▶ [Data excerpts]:
=====

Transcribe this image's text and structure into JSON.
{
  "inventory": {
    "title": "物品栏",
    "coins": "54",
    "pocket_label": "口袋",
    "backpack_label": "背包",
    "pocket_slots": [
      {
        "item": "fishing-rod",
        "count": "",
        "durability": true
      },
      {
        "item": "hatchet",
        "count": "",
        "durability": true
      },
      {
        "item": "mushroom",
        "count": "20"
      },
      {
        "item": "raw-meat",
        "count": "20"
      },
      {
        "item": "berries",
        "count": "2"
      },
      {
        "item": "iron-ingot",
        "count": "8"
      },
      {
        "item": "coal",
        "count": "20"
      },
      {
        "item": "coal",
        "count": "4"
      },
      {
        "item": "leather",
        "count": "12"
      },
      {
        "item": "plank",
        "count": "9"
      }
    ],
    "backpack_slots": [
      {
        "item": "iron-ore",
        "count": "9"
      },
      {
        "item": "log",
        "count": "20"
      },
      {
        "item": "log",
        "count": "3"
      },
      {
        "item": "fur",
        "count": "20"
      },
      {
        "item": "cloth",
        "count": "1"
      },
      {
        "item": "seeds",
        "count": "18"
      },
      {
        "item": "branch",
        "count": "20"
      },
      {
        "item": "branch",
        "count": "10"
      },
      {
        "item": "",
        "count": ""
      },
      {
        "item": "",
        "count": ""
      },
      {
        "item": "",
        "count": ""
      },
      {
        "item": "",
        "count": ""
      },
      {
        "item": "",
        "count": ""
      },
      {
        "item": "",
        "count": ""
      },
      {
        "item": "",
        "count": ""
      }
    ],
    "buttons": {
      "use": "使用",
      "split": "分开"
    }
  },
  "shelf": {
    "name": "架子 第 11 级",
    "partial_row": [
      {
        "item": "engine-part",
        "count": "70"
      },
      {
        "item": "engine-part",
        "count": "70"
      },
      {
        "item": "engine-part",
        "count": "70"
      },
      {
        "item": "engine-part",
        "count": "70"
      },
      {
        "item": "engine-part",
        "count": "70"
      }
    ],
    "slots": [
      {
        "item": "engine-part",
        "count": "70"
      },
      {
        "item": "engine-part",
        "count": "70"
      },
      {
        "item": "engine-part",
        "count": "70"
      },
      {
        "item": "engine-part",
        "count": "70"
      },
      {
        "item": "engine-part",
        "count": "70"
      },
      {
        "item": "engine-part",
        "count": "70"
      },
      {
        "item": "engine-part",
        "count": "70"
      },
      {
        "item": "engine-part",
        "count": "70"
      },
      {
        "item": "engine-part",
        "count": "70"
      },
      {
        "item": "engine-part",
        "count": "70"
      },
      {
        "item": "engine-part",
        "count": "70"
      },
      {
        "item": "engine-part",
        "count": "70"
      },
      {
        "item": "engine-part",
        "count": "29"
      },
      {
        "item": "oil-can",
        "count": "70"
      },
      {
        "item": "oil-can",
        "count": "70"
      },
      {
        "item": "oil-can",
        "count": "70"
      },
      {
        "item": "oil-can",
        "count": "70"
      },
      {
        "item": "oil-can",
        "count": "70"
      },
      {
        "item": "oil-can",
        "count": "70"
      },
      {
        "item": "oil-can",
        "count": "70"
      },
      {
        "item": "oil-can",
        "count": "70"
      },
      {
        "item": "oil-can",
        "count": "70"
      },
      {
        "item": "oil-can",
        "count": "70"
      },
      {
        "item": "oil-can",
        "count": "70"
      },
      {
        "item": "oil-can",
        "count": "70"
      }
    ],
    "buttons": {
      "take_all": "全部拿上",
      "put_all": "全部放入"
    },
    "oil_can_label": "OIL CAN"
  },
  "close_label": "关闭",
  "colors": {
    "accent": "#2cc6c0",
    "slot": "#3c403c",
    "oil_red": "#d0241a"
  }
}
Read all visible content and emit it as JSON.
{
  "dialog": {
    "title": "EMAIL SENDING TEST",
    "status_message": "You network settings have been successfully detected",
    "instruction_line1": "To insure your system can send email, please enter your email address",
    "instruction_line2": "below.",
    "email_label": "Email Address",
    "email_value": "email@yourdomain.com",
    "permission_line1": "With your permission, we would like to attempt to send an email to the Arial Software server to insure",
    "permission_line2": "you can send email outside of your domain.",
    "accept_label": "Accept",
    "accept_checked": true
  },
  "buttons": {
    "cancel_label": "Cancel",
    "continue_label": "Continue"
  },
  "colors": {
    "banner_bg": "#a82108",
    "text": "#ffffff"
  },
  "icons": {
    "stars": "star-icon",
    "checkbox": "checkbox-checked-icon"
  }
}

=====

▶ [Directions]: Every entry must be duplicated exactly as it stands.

▶ [Answer to the problem]:
Transcribe this image's text and structure into JSON.
{
  "inventory": {
    "title": "物品栏",
    "coins": "54",
    "pocket_label": "口袋",
    "backpack_label": "背包",
    "pocket_slots": [
      {
        "item": "fishing-rod",
        "count": "",
        "durability": true
      },
      {
        "item": "hatchet",
        "count": "",
        "durability": true
      },
      {
        "item": "mushroom",
        "count": "20"
      },
      {
        "item": "raw-meat",
        "count": "20"
      },
      {
        "item": "berries",
        "count": "2"
      },
      {
        "item": "iron-ingot",
        "count": "8"
      },
      {
        "item": "coal",
        "count": "20"
      },
      {
        "item": "coal",
        "count": "4"
      },
      {
        "item": "leather",
        "count": "12"
      },
      {
        "item": "plank",
        "count": "9"
      }
    ],
    "backpack_slots": [
      {
        "item": "iron-ore",
        "count": "9"
      },
      {
        "item": "log",
        "count": "20"
      },
      {
        "item": "log",
        "count": "3"
      },
      {
        "item": "fur",
        "count": "20"
      },
      {
        "item": "cloth",
        "count": "1"
      },
      {
        "item": "seeds",
        "count": "18"
      },
      {
        "item": "branch",
        "count": "20"
      },
      {
        "item": "branch",
        "count": "10"
      },
      {
        "item": "",
        "count": ""
      },
      {
        "item": "",
        "count": ""
      },
      {
        "item": "",
        "count": ""
      },
      {
        "item": "",
        "count": ""
      },
      {
        "item": "",
        "count": ""
      },
      {
        "item": "",
        "count": ""
      },
      {
        "item": "",
        "count": ""
      }
    ],
    "buttons": {
      "use": "使用",
      "split": "分开"
    }
  },
  "shelf": {
    "name": "架子 第 11 级",
    "partial_row": [
      {
        "item": "engine-part",
        "count": "70"
      },
      {
        "item": "engine-part",
        "count": "70"
      },
      {
        "item": "engine-part",
        "count": "70"
      },
      {
        "item": "engine-part",
        "count": "70"
      },
      {
        "item": "engine-part",
        "count": "70"
      }
    ],
    "slots": [
      {
        "item": "engine-part",
        "count": "70"
      },
      {
        "item": "engine-part",
        "count": "70"
      },
      {
        "item": "engine-part",
        "count": "70"
      },
      {
        "item": "engine-part",
        "count": "70"
      },
      {
        "item": "engine-part",
        "count": "70"
      },
      {
        "item": "engine-part",
        "count": "70"
      },
      {
        "item": "engine-part",
        "count": "70"
      },
      {
        "item": "engine-part",
        "count": "70"
      },
      {
        "item": "engine-part",
        "count": "70"
      },
      {
        "item": "engine-part",
        "count": "70"
      },
      {
        "item": "engine-part",
        "count": "70"
      },
      {
        "item": "engine-part",
        "count": "70"
      },
      {
        "item": "engine-part",
        "count": "29"
      },
      {
        "item": "oil-can",
        "count": "70"
      },
      {
        "item": "oil-can",
        "count": "70"
      },
      {
        "item": "oil-can",
        "count": "70"
      },
      {
        "item": "oil-can",
        "count": "70"
      },
      {
        "item": "oil-can",
        "count": "70"
      },
      {
        "item": "oil-can",
        "count": "70"
      },
      {
        "item": "oil-can",
        "count": "70"
      },
      {
        "item": "oil-can",
        "count": "70"
      },
      {
        "item": "oil-can",
        "count": "70"
      },
      {
        "item": "oil-can",
        "count": "70"
      },
      {
        "item": "oil-can",
        "count": "70"
      },
      {
        "item": "oil-can",
        "count": "70"
      }
    ],
    "buttons": {
      "take_all": "全部拿上",
      "put_all": "全部放入"
    },
    "oil_can_label": "OIL CAN"
  },
  "close_label": "关闭",
  "colors": {
    "accent": "#2cc6c0",
    "slot": "#3c403c",
    "oil_red": "#d0241a"
  }
}
Read all visible content and emit it as JSON.
{
  "dialog": {
    "title": "EMAIL SENDING TEST",
    "status_message": "You network settings have been successfully detected",
    "instruction_line1": "To insure your system can send email, please enter your email address",
    "instruction_line2": "below.",
    "email_label": "Email Address",
    "email_value": "email@yourdomain.com",
    "permission_line1": "With your permission, we would like to attempt to send an email to the Arial Software server to insure",
    "permission_line2": "you can send email outside of your domain.",
    "accept_label": "Accept",
    "accept_checked": true
  },
  "buttons": {
    "cancel_label": "Cancel",
    "continue_label": "Continue"
  },
  "colors": {
    "banner_bg": "#a82108",
    "text": "#ffffff"
  },
  "icons": {
    "stars": "star-icon",
    "checkbox": "checkbox-checked-icon"
  }
}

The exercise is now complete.